|Load Line Convention 66 (Computation Of Marks)|
Computation Of Load Line (Or Freeboard) Marks And Conditions Of Assignment (Load Line Convention 66)
Regulations for these matters are contained in the 1966 Load Line Convention, and take due cognizance of the regulatory strategy at Section 3(4) and (5).
They prescribe the computational method by which the load line or freeboard marks are fixed, and the conditions of their assignment. Freeboards are computed assuming the ship to be a completely enclosed and watertight/weathertight envelope. The Convention then goes on to recognize the practical need for openings in a ship and prescribes means of protection and closure of such openings. These are called conditions of assignment, since the assignment of the computed freeboards is conditional upon the prescribed means of protection and closure of openings such as hatchways, doorways, ventilation, air pipes, scuppers and discharges being complied with.
Regulations are also included for freeing ports in bulwarks to prevent water accumulating on the deck, also guard rails and walkways to provide safe passage on deck for the shipâ€™s personnel.
The philosophy is to provide sufficient height of the uppermost continuous deck above the waterline such that the breaking of seawater over it (commensurate with the size of hatchways and means of closure) will not constitute an unforeseen hazard and, provide the shipâ€™s personnel with a working platform at a sufficiently safe height above the waterline.
The Regulations prescribe the computational method by which the freeboard marks are fixed. The prescribed method is related to the geometry of the ship. Hence, the minimum computed summer freeboard (corresponding to the maximum summer draught) is known as the minimum summer geometric freeboard. Before this can be assigned and, prior to establishing conditions of assignment regarding protection and closure of openings and protection of crew, as described above, it must be confirmed that the shipâ€™s strength is adequate for the corresponding maximum summer draught.
This is not always the case, since a ship carrying a light density (or capacity) cargo may not attain the maximum obtainable draught when fully laden. In such a case, an owner may choose not to incur the expense involved in the provision of adequate strength for the deepest draught, and have a greater than minimum geometric freeboard assigned, corresponding to a maximum permissible draught for strength purposes, (i.e. not the maximum geometric) known as the scantling draught.
In most cases however, the maximum scantling draught is the same as that corresponding to the minimum geometric summer freeboard.

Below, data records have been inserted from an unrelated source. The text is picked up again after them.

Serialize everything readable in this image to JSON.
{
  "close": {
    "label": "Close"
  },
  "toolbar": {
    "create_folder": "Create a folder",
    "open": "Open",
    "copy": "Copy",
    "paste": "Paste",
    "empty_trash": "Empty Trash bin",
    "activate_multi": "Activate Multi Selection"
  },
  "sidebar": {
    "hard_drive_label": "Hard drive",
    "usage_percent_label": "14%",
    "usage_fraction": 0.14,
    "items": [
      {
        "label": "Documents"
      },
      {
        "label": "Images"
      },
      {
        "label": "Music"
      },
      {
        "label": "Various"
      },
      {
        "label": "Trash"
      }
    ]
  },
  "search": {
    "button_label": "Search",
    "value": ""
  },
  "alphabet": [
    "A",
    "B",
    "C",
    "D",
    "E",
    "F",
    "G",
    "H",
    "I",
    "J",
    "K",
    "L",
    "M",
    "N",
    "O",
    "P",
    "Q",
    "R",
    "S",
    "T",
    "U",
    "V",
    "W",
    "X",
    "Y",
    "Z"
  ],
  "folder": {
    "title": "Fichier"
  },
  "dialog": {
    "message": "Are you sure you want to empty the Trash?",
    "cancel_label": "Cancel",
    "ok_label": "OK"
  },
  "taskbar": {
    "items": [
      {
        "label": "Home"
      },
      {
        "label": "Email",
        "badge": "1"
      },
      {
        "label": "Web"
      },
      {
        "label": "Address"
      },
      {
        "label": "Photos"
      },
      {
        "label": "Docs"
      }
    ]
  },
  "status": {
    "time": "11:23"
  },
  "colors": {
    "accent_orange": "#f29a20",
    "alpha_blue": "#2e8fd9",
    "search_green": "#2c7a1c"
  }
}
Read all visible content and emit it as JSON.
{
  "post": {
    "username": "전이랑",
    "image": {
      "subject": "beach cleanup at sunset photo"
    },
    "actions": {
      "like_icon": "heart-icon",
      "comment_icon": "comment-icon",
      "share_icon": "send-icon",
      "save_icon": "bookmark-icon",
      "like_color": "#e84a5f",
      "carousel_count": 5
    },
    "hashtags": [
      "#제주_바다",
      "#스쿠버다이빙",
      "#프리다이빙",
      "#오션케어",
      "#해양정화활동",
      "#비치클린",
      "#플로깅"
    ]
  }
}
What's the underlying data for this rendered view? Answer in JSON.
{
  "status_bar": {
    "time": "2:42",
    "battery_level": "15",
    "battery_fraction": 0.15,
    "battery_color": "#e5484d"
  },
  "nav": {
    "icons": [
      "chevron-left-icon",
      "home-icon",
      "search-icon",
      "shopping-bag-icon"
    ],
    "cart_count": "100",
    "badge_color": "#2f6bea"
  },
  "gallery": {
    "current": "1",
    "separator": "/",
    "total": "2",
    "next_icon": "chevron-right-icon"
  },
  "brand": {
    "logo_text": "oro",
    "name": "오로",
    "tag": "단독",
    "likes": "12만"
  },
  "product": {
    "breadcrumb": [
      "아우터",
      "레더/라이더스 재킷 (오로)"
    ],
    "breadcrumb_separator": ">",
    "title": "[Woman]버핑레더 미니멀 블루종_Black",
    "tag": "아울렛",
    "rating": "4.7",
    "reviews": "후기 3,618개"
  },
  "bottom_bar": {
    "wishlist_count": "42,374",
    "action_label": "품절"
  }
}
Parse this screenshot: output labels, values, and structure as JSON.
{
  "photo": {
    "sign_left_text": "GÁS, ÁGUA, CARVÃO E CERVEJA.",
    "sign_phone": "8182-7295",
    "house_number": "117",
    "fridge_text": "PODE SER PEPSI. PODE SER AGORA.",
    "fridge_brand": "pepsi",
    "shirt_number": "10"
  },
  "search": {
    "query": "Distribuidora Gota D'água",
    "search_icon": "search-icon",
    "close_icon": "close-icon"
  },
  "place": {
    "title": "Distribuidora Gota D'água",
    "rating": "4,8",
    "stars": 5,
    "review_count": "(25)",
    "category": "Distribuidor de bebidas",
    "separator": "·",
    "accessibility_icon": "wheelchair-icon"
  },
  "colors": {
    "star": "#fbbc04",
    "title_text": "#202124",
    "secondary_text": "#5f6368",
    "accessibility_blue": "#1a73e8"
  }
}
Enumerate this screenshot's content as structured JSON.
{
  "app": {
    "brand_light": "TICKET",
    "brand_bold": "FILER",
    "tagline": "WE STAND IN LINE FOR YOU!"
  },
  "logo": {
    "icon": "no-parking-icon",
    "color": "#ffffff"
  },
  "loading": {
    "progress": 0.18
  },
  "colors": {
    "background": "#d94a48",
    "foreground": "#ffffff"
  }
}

The minimum geometric summer freeboard is computed by first taking a freeboard for a standard ship of the same length (provided in tabular form in the regulations) and correcting it for those geometric properties of the ship which differ from those of the standard ship. The geometric corrections prescribed in the Regulations are those for block coefficient, depth, superstructure, trunks and sheer. There is also a regulation which stipulates a minimum bow height.
Once the summer freeboard mark has been established, it is a simple matter to further compute the additional marks for fresh water, tropical, tropical freshwater, winter and winter North Atlantic, as required.
Note: It is appreciated that the method of computing freeboards in accordance with the 1966 Load Line Convention is outdated, and that it would be more technically pure to replace it with a method based on stability and deck wetness.
However, thousands of ships in service have been assigned freeboard in accordance with the present statutory method. Any new method regardless of its technical purity, should provide for similar freeboards to those already assigned so that new ships neither benefit in terms of draught nor are penalized by comparison with ships already in service; unless there is compelling safety evidence indicating a need for change. In such a case, retroactive adjustments might also be indicated.